[[ Material supplied open ]]

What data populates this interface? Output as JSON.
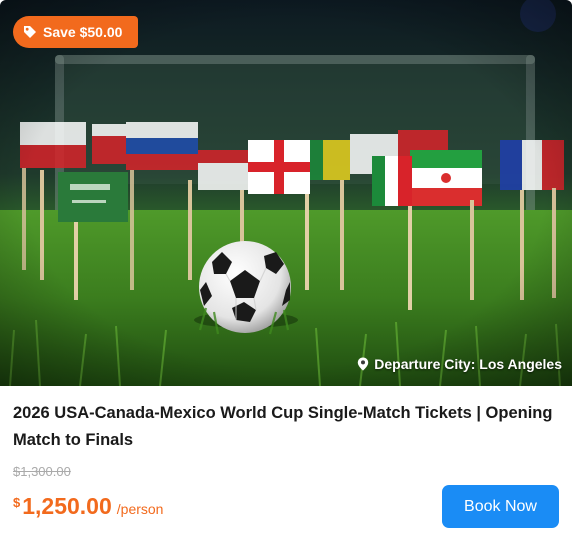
{
  "badge": {
    "label": "Save $50.00",
    "icon": "tag-icon",
    "color": "#f26a1d"
  },
  "hero": {
    "departure_label": "Departure City: Los Angeles",
    "icon": "location-pin-icon"
  },
  "product": {
    "title": "2026 USA-Canada-Mexico World Cup Single-Match Tickets | Opening Match to Finals"
  },
  "pricing": {
    "original_price": "$1,300.00",
    "currency_symbol": "$",
    "price": "1,250.00",
    "unit": "/person",
    "accent_color": "#f26a1d"
  },
  "actions": {
    "book_label": "Book Now",
    "button_color": "#1a8cf5"
  }
}
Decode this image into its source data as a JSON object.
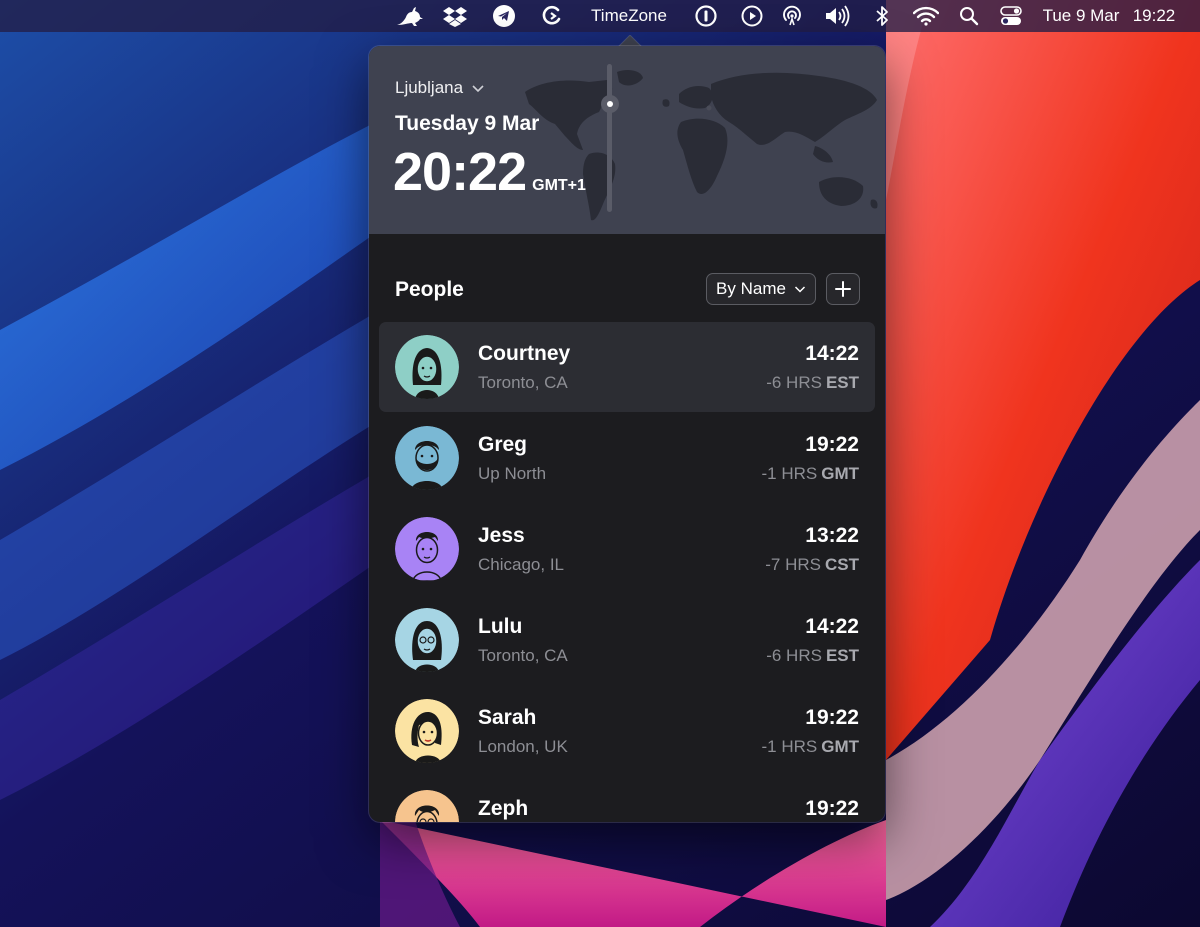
{
  "menubar": {
    "items": [
      {
        "icon": "kangaroo-icon"
      },
      {
        "icon": "dropbox-icon"
      },
      {
        "icon": "telegram-icon"
      },
      {
        "icon": "reload-arc-icon"
      }
    ],
    "app_title": "TimeZone",
    "status_icons": [
      "onepassword-icon",
      "play-icon",
      "airdrop-icon",
      "volume-icon",
      "bluetooth-icon",
      "wifi-icon",
      "search-icon",
      "control-center-icon"
    ],
    "date": "Tue 9 Mar",
    "time": "19:22"
  },
  "header": {
    "city": "Ljubljana",
    "date": "Tuesday 9 Mar",
    "time": "20:22",
    "timezone": "GMT+1"
  },
  "people": {
    "title": "People",
    "sort_label": "By Name",
    "add_icon": "plus-icon",
    "list": [
      {
        "name": "Courtney",
        "location": "Toronto, CA",
        "time": "14:22",
        "offset": "-6 HRS",
        "tz": "EST",
        "selected": true,
        "avatar_color": "#8ecfc6"
      },
      {
        "name": "Greg",
        "location": "Up North",
        "time": "19:22",
        "offset": "-1 HRS",
        "tz": "GMT",
        "avatar_color": "#7ab8d4"
      },
      {
        "name": "Jess",
        "location": "Chicago, IL",
        "time": "13:22",
        "offset": "-7 HRS",
        "tz": "CST",
        "avatar_color": "#a883f5"
      },
      {
        "name": "Lulu",
        "location": "Toronto, CA",
        "time": "14:22",
        "offset": "-6 HRS",
        "tz": "EST",
        "avatar_color": "#a6d5e4"
      },
      {
        "name": "Sarah",
        "location": "London, UK",
        "time": "19:22",
        "offset": "-1 HRS",
        "tz": "GMT",
        "avatar_color": "#fbe3a3"
      },
      {
        "name": "Zeph",
        "location": "",
        "time": "19:22",
        "offset": "",
        "tz": "",
        "avatar_color": "#f6c48e"
      }
    ]
  },
  "colors": {
    "popover_bg": "#1c1c1f",
    "header_bg": "#3f4250",
    "row_selected": "#2c2d33",
    "secondary_text": "#8d8e94"
  }
}
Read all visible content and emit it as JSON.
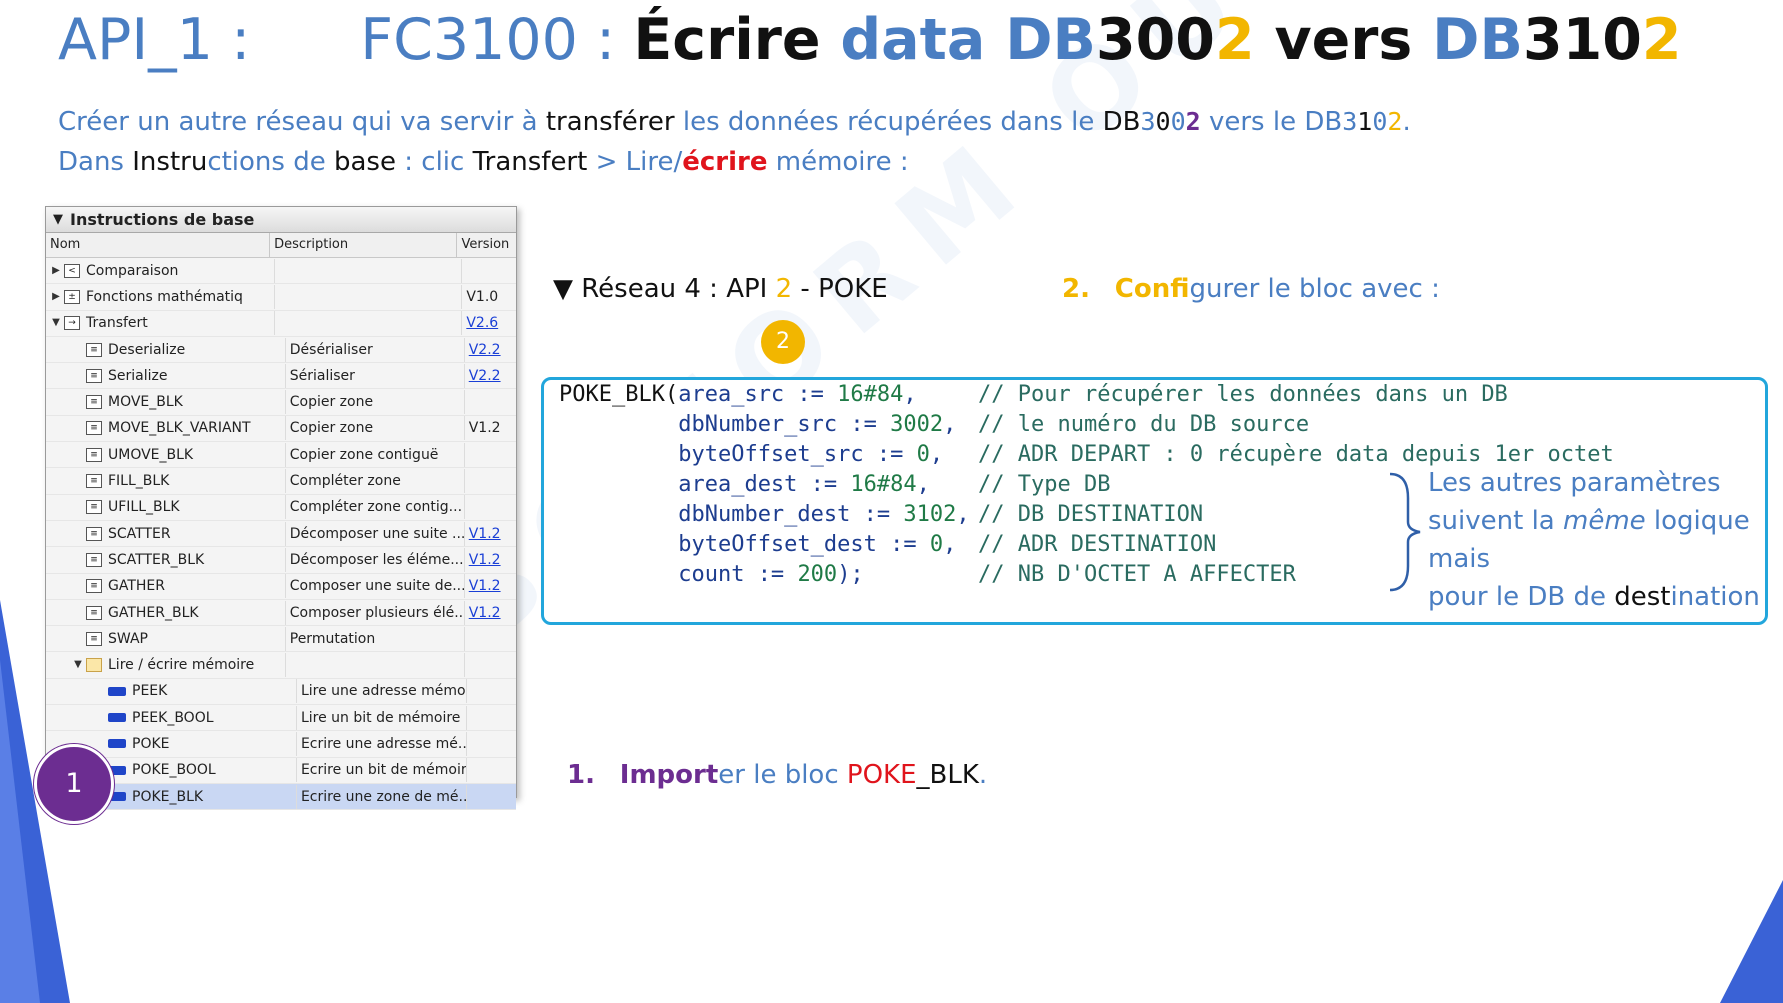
{
  "title": {
    "api_prefix": "API_",
    "api_num": "1",
    "api_colon": " :",
    "fc": "FC3100 : ",
    "ecrire": "Écrire ",
    "data": "data ",
    "db1_a": "DB",
    "db1_b": "300",
    "db1_c": "2",
    "vers": " vers ",
    "db2_a": "DB",
    "db2_b": "310",
    "db2_c": "2"
  },
  "intro": {
    "line1_a": "Créer un autre réseau qui va servir à ",
    "line1_b": "transférer",
    "line1_c": " les données récupérées dans le ",
    "line1_d": "DB",
    "line1_e": "3",
    "line1_f": "0",
    "line1_g": "0",
    "line1_h": "2",
    "line1_i": " vers le ",
    "line1_j": "DB",
    "line1_k": "3",
    "line1_l": "1",
    "line1_m": "0",
    "line1_n": "2",
    "line1_o": ".",
    "line2_a": "Dans ",
    "line2_b": "Instru",
    "line2_c": "ctions de ",
    "line2_d": "base",
    "line2_e": " : clic ",
    "line2_f": "Transfert",
    "line2_g": " > Lire/",
    "line2_h": "écrire",
    "line2_i": " mémoire :"
  },
  "panel": {
    "header": "Instructions de base",
    "col_name": "Nom",
    "col_desc": "Description",
    "col_ver": "Version",
    "rows": [
      {
        "level": 0,
        "tri": "▶",
        "icon": "compare",
        "name": "Comparaison",
        "desc": "",
        "ver": "",
        "link": false
      },
      {
        "level": 0,
        "tri": "▶",
        "icon": "math",
        "name": "Fonctions mathématiq",
        "desc": "",
        "ver": "V1.0",
        "link": false
      },
      {
        "level": 0,
        "tri": "▼",
        "icon": "transfer",
        "name": "Transfert",
        "desc": "",
        "ver": "V2.6",
        "link": true
      },
      {
        "level": 1,
        "tri": "",
        "icon": "block",
        "name": "Deserialize",
        "desc": "Désérialiser",
        "ver": "V2.2",
        "link": true
      },
      {
        "level": 1,
        "tri": "",
        "icon": "block",
        "name": "Serialize",
        "desc": "Sérialiser",
        "ver": "V2.2",
        "link": true
      },
      {
        "level": 1,
        "tri": "",
        "icon": "block",
        "name": "MOVE_BLK",
        "desc": "Copier zone",
        "ver": "",
        "link": false
      },
      {
        "level": 1,
        "tri": "",
        "icon": "block",
        "name": "MOVE_BLK_VARIANT",
        "desc": "Copier zone",
        "ver": "V1.2",
        "link": false
      },
      {
        "level": 1,
        "tri": "",
        "icon": "block",
        "name": "UMOVE_BLK",
        "desc": "Copier zone contiguë",
        "ver": "",
        "link": false
      },
      {
        "level": 1,
        "tri": "",
        "icon": "block",
        "name": "FILL_BLK",
        "desc": "Compléter zone",
        "ver": "",
        "link": false
      },
      {
        "level": 1,
        "tri": "",
        "icon": "block",
        "name": "UFILL_BLK",
        "desc": "Compléter zone contig...",
        "ver": "",
        "link": false
      },
      {
        "level": 1,
        "tri": "",
        "icon": "block",
        "name": "SCATTER",
        "desc": "Décomposer une suite ...",
        "ver": "V1.2",
        "link": true
      },
      {
        "level": 1,
        "tri": "",
        "icon": "block",
        "name": "SCATTER_BLK",
        "desc": "Décomposer les éléme...",
        "ver": "V1.2",
        "link": true
      },
      {
        "level": 1,
        "tri": "",
        "icon": "block",
        "name": "GATHER",
        "desc": "Composer une suite de...",
        "ver": "V1.2",
        "link": true
      },
      {
        "level": 1,
        "tri": "",
        "icon": "block",
        "name": "GATHER_BLK",
        "desc": "Composer plusieurs élé...",
        "ver": "V1.2",
        "link": true
      },
      {
        "level": 1,
        "tri": "",
        "icon": "block",
        "name": "SWAP",
        "desc": "Permutation",
        "ver": "",
        "link": false
      },
      {
        "level": 1,
        "tri": "▼",
        "icon": "folder",
        "name": "Lire / écrire mémoire",
        "desc": "",
        "ver": "",
        "link": false
      },
      {
        "level": 2,
        "tri": "",
        "icon": "fb",
        "name": "PEEK",
        "desc": "Lire une adresse mémo...",
        "ver": "",
        "link": false
      },
      {
        "level": 2,
        "tri": "",
        "icon": "fb",
        "name": "PEEK_BOOL",
        "desc": "Lire un bit de mémoire",
        "ver": "",
        "link": false
      },
      {
        "level": 2,
        "tri": "",
        "icon": "fb",
        "name": "POKE",
        "desc": "Ecrire une adresse mé...",
        "ver": "",
        "link": false
      },
      {
        "level": 2,
        "tri": "",
        "icon": "fb",
        "name": "POKE_BOOL",
        "desc": "Ecrire un bit de mémoire",
        "ver": "",
        "link": false
      },
      {
        "level": 2,
        "tri": "",
        "icon": "fb",
        "name": "POKE_BLK",
        "desc": "Ecrire une zone de mé...",
        "ver": "",
        "link": false,
        "selected": true
      }
    ]
  },
  "badges": {
    "one": "1",
    "two": "2"
  },
  "reseau": {
    "arrow": "▼",
    "a": " Réseau 4 : API ",
    "b": "2",
    "c": " - POKE"
  },
  "config": {
    "num": "2.",
    "a": "Confi",
    "b": "gurer le bloc avec :"
  },
  "code": {
    "lines": [
      {
        "a": "POKE_BLK(",
        "b": "area_src := ",
        "n": "16#84",
        ",": ",",
        "cmt": "// Pour récupérer les données dans un DB"
      },
      {
        "a": "         ",
        "b": "dbNumber_src := ",
        "n": "3002",
        ",": ",",
        "cmt": "// le numéro du DB source"
      },
      {
        "a": "         ",
        "b": "byteOffset_src := ",
        "n": "0",
        ",": ",",
        "cmt": "// ADR DEPART : 0 récupère data depuis 1er octet"
      },
      {
        "a": "         ",
        "b": "area_dest := ",
        "n": "16#84",
        ",": ",",
        "cmt": "// Type DB"
      },
      {
        "a": "         ",
        "b": "dbNumber_dest := ",
        "n": "3102",
        ",": ",",
        "cmt": "// DB DESTINATION"
      },
      {
        "a": "         ",
        "b": "byteOffset_dest := ",
        "n": "0",
        ",": ",",
        "cmt": "// ADR DESTINATION"
      },
      {
        "a": "         ",
        "b": "count := ",
        "n": "200",
        ",": ");",
        "cmt": "// NB D'OCTET A AFFECTER"
      }
    ],
    "other_1": "Les autres paramètres",
    "other_2a": "suivent la ",
    "other_2b": "même",
    "other_2c": " logique",
    "other_3": "mais",
    "other_4a": "pour le DB de ",
    "other_4b": "dest",
    "other_4c": "ination"
  },
  "import": {
    "num": "1.",
    "a": "Import",
    "b": "er le bloc ",
    "c": "POKE",
    "d": "_BLK",
    "e": "."
  },
  "watermark": "ABC FORM OUEST",
  "colors": {
    "accent_blue": "#4a7ec2",
    "orange": "#f2b600",
    "red": "#e0141c",
    "purple": "#6c2d91",
    "code_border": "#22a6dc",
    "corner_blue": "#3a62d6"
  }
}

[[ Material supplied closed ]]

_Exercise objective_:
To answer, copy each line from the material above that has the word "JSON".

_Task solution_:
What data populates this interface? Output as JSON.
Decode this image into its source data as a JSON object.
Read all visible content and emit it as JSON.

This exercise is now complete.